They agreed folklorico dancing is great exercise, a lot of fun and free of charge for senior citizens.
Valenzuela said she is looking forward to getting back on the dance floor even as she conceded she is having a hard time walking lately.
As a polka beat oom-pah-pahed in the background, she pulled up her skirt to reveal 8-inch long scars on her knees.
The operations have been tough on her because she loves music and dancing and has been a part of the group for three years.
She vowed to hit the floor again as soon as she can.
When she wasn't practicing her skirt moves, she sat and watched others dance such as Reynaldo Ayala and his wife, Marta. They have danced for more than six years and moved with a grace befitting their years of practice.
The class in which they practice in Mondays and Tuesdays at the rec center is designed to accommodate all skill levels.
As the Ayalas sashayed back and forth as a couple, the others watched the instructor's steps and danced at their own pace.
For practice, instructor Yolanda Quadros of El Centro led the group through three of its most polished performances.
During the first dance, the only man in the group, Reynaldo Ayala, had a pretty easy go of it.
As the women moved with intricate footwork and waved their skirts in rhythmic arcs, Ayala stepped back and forth with his hands clasped behind his back.
In the second, faster dance, he had a bigger role as the women started to move, twirl and dance around him.
The steps and the power the women gave to their rhythmic stomps increased in the second dance, reaching a spirited pitch.
In the third dance, the women held jugs on their left shoulders and moved their skirts with their right hands.
The significance of the jugs and the patterns the dancers made on the dance floor are all emblematic of particular cultures within different regions of Mexico, according to Nicola Martinez, a director at Sul Ross University Ballet Folklorico de Las Americas in Alpine, Texas.
The dresses the women of the group wear are hand-painted in a Sinaloa style, showcasing the regional colors and patterns of the coastal Mexican state south of Sonora.
However, in addition to Sinaloan dances, the group performs dances from the central part of Mexico or even the Yucatan.
Martinez said the exposure to different cultures is just one of many benefits of folklorico dance.
"Group dance is an extremely social experience and the social and cultural aspects are as important as the physical benefits," Martinez said.
After the Calexico group finished its three performance dances, Quadros set about teaching the group some new steps.
Some of these dances were couples dances and, since Ayala was the only male at class, some of the women dropped their skirts (reveling fringed bloomers) and led as they paired up.
During these dances 78-year-old Angelina Crummett learned a woman's steps while Quadros (flaunting her bloomers) danced a man's steps.
During another new dance, Ayala held a machete and waved it in slow swoops as the women surrounded him and closed in or filed behind him.

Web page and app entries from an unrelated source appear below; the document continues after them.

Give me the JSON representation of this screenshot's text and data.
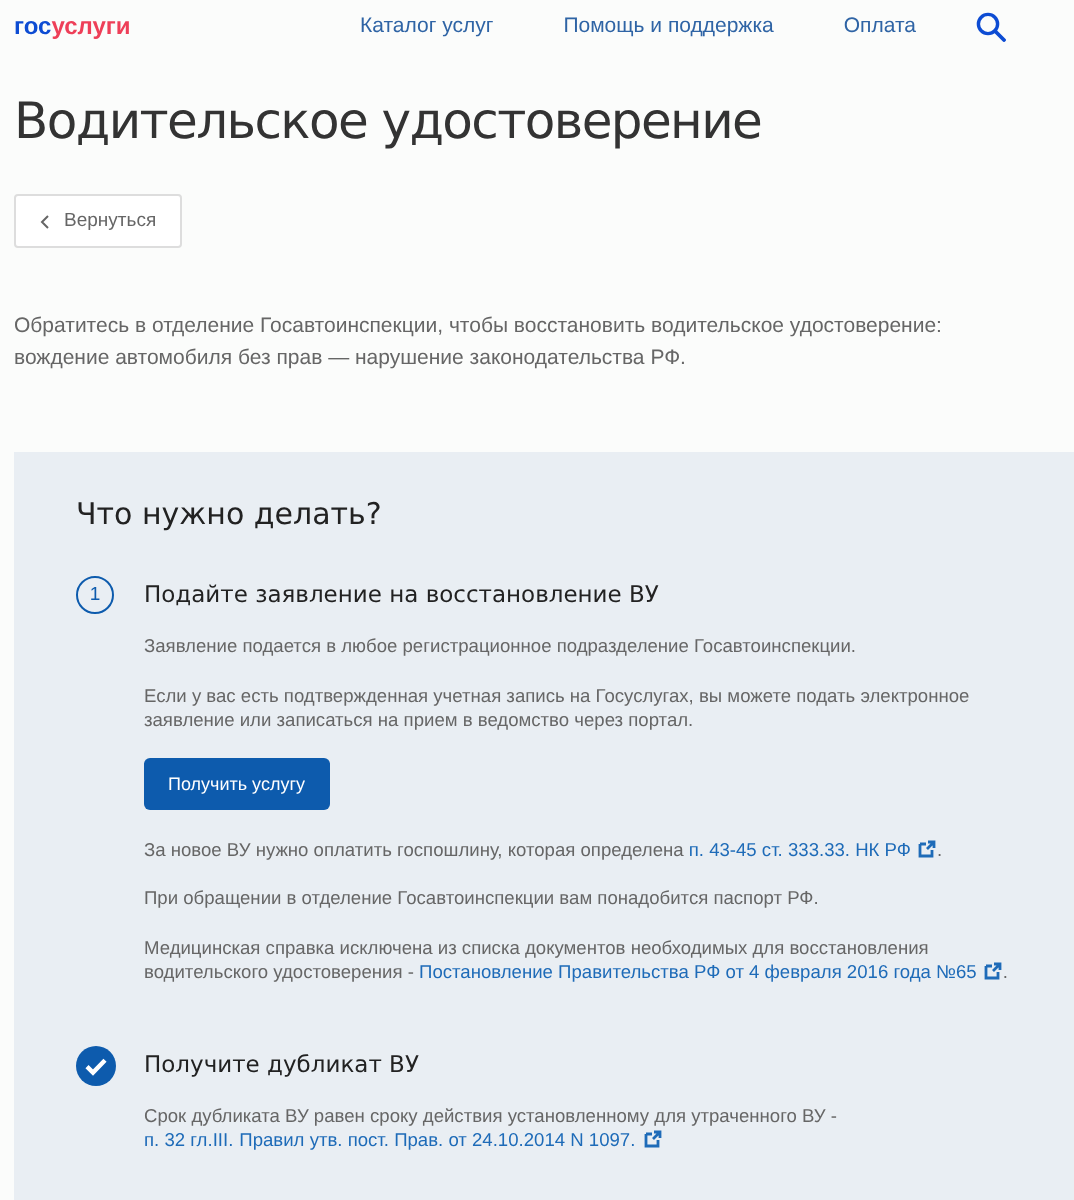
{
  "header": {
    "logo": [
      {
        "text": "гос",
        "kind": "primary"
      },
      {
        "text": "услуги",
        "kind": "accent"
      }
    ],
    "nav": [
      "Каталог услуг",
      "Помощь и поддержка",
      "Оплата"
    ]
  },
  "title": "Водительское удостоверение",
  "back_button": {
    "label": "Вернуться"
  },
  "intro": "Обратитесь в отделение Госавтоинспекции, чтобы восстановить водительское удостоверение: вождение автомобиля без прав — нарушение законодательства РФ.",
  "panel": {
    "title": "Что нужно делать?",
    "steps": [
      {
        "kind": "number",
        "marker": "1",
        "title": "Подайте заявление на восстановление ВУ",
        "blocks": [
          {
            "kind": "paragraph",
            "parts": [
              {
                "kind": "text",
                "text": "Заявление подается в любое регистрационное подразделение Госавтоинспекции."
              }
            ]
          },
          {
            "kind": "paragraph",
            "parts": [
              {
                "kind": "text",
                "text": "Если у вас есть подтвержденная учетная запись на Госуслугах, вы можете подать электронное заявление или записаться на прием в ведомство через портал."
              }
            ]
          },
          {
            "kind": "button",
            "label": "Получить услугу"
          },
          {
            "kind": "paragraph",
            "parts": [
              {
                "kind": "text",
                "text": "За новое ВУ нужно оплатить госпошлину, которая определена "
              },
              {
                "kind": "link",
                "text": "п. 43-45 ст. 333.33. НК РФ"
              },
              {
                "kind": "external"
              },
              {
                "kind": "text",
                "text": "."
              }
            ]
          },
          {
            "kind": "paragraph",
            "parts": [
              {
                "kind": "text",
                "text": "При обращении в отделение Госавтоинспекции вам понадобится паспорт РФ."
              }
            ]
          },
          {
            "kind": "paragraph",
            "parts": [
              {
                "kind": "text",
                "text": "Медицинская справка исключена из списка документов необходимых для восстановления водительского удостоверения - "
              },
              {
                "kind": "link",
                "text": "Постановление Правительства РФ от 4 февраля 2016 года №65"
              },
              {
                "kind": "external"
              },
              {
                "kind": "text",
                "text": "."
              }
            ]
          }
        ]
      },
      {
        "kind": "done",
        "title": "Получите дубликат ВУ",
        "blocks": [
          {
            "kind": "paragraph",
            "parts": [
              {
                "kind": "text",
                "text": "Срок дубликата ВУ равен сроку действия установленному для утраченного ВУ - "
              },
              {
                "kind": "link",
                "text": "п. 32 гл.III."
              },
              {
                "kind": "link",
                "text": "Правил утв. пост. Прав. от 24.10.2014 N 1097."
              },
              {
                "kind": "external"
              }
            ]
          }
        ]
      }
    ]
  }
}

Ayala said the machete symbolizes authority and the dependence on sugar cane of the coastal Sinaloans.
Martinez said there are many machete dances throughout Mexico and each has different connotations.
The Calexico group is called Joyas de Mexico, or Jewels of Mexico, and performs all over the county for schoolchildren, at community functions and for holiday services.
The youngest person in the group is 63-year-old Lina Smith.
When asked what part of the dance class she likes most, she said, "I can't tell you because everything is good for us."
Crummett — "Like the park," she said — wanted to make it clear she did not dance on Broadway despite her fluid moves.
"Yes," she did perform in some plays back east and in Mexico City when she was younger, but she did not ever dance on Broadway.
"Some people say that but I didn't," she added and headed back to the floor.
Candelaria Medina, 85, loves dancing and spending time with her friends in the group.
When she was younger she had to work in the fields and never had much time for dancing.
When asked how long she worked the fields, she waved her hand and sighed into a smile, "Muchos años."
As for the Ayalas, they met in Minnesota at a dance lesson and have danced together since.
They came to Calexico in 1969 and are known throughout town via Reynaldo Ayala's long tenure on the Calexico school board and the bookstore they run. Both worked at San Diego State University-Imperial Valley campus; Reynaldo as a professor of geography and anthropology and Marta as the librarian.
The Ayalas also dance with a bigger group that gets together at the Robert Morales Adult Education Center at 6:10 p.m. Wednesdays. The center is on Kloke Road across from William Moreno Junior High.
Reynaldo Ayala said both groups welcome visitors and anyone interested in finding out more can call the community center at 768-2167.
Staff Writer Aaron Claverie can be reached at 337-3419 or email@example.com